Content starts
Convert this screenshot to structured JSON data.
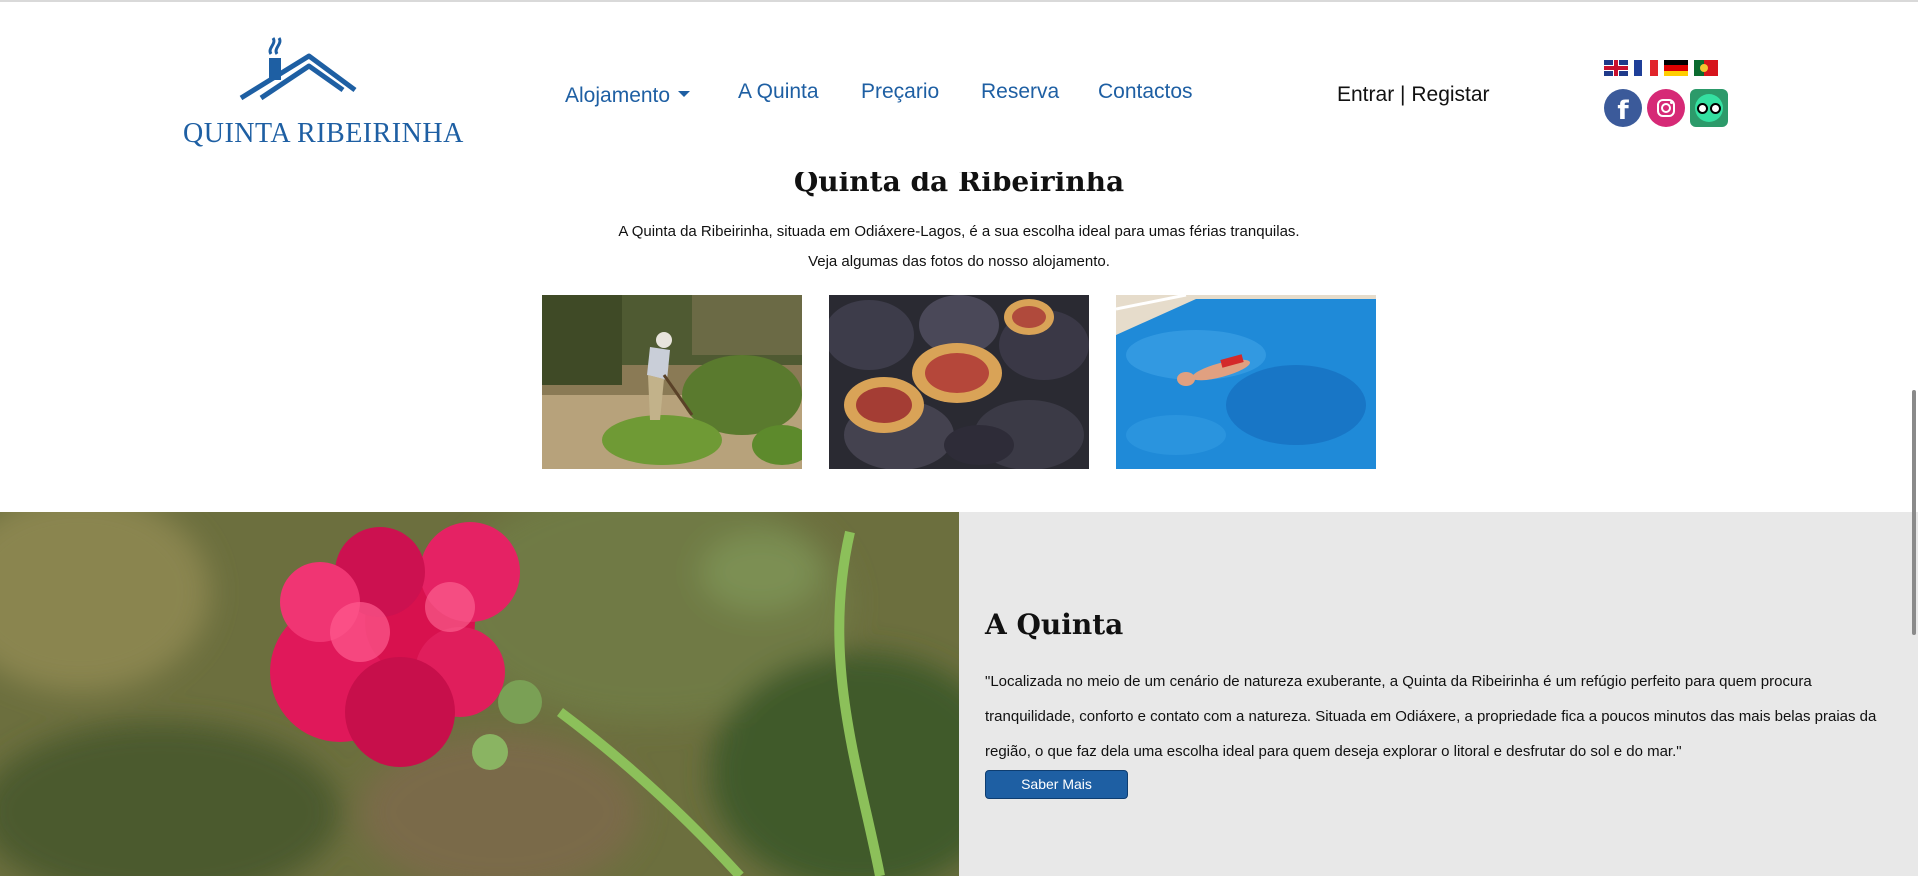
{
  "brand": {
    "name": "QUINTA RIBEIRINHA",
    "color": "#1e5fa3"
  },
  "nav": {
    "items": [
      {
        "label": "Alojamento",
        "has_dropdown": true
      },
      {
        "label": "A Quinta"
      },
      {
        "label": "Preçario"
      },
      {
        "label": "Reserva"
      },
      {
        "label": "Contactos"
      }
    ]
  },
  "auth": {
    "login": "Entrar",
    "separator": "|",
    "register": "Registar"
  },
  "languages": [
    "english-flag",
    "french-flag",
    "german-flag",
    "portuguese-flag"
  ],
  "socials": [
    "facebook-icon",
    "instagram-icon",
    "tripadvisor-icon"
  ],
  "intro": {
    "title": "Quinta da Ribeirinha",
    "line1": "A Quinta da Ribeirinha, situada em Odiáxere-Lagos, é a sua escolha ideal para umas férias tranquilas.",
    "line2": "Veja algumas das fotos do nosso alojamento."
  },
  "photos": [
    "gardener-photo",
    "figs-photo",
    "swimming-pool-photo"
  ],
  "feature": {
    "title": "A Quinta",
    "text": "\"Localizada no meio de um cenário de natureza exuberante, a Quinta da Ribeirinha é um refúgio perfeito para quem procura tranquilidade, conforto e contato com a natureza. Situada em Odiáxere, a propriedade fica a poucos minutos das mais belas praias da região, o que faz dela uma escolha ideal para quem deseja explorar o litoral e desfrutar do sol e do mar.\"",
    "button": "Saber Mais",
    "panel_color": "#e8e8e8"
  }
}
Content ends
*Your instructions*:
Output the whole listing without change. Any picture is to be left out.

*Answer area*:
Convert this screenshot to structured JSON data.
{
  "brand": {
    "name": "QUINTA RIBEIRINHA",
    "color": "#1e5fa3"
  },
  "nav": {
    "items": [
      {
        "label": "Alojamento",
        "has_dropdown": true
      },
      {
        "label": "A Quinta"
      },
      {
        "label": "Preçario"
      },
      {
        "label": "Reserva"
      },
      {
        "label": "Contactos"
      }
    ]
  },
  "auth": {
    "login": "Entrar",
    "separator": "|",
    "register": "Registar"
  },
  "languages": [
    "english-flag",
    "french-flag",
    "german-flag",
    "portuguese-flag"
  ],
  "socials": [
    "facebook-icon",
    "instagram-icon",
    "tripadvisor-icon"
  ],
  "intro": {
    "title": "Quinta da Ribeirinha",
    "line1": "A Quinta da Ribeirinha, situada em Odiáxere-Lagos, é a sua escolha ideal para umas férias tranquilas.",
    "line2": "Veja algumas das fotos do nosso alojamento."
  },
  "photos": [
    "gardener-photo",
    "figs-photo",
    "swimming-pool-photo"
  ],
  "feature": {
    "title": "A Quinta",
    "text": "\"Localizada no meio de um cenário de natureza exuberante, a Quinta da Ribeirinha é um refúgio perfeito para quem procura tranquilidade, conforto e contato com a natureza. Situada em Odiáxere, a propriedade fica a poucos minutos das mais belas praias da região, o que faz dela uma escolha ideal para quem deseja explorar o litoral e desfrutar do sol e do mar.\"",
    "button": "Saber Mais",
    "panel_color": "#e8e8e8"
  }
}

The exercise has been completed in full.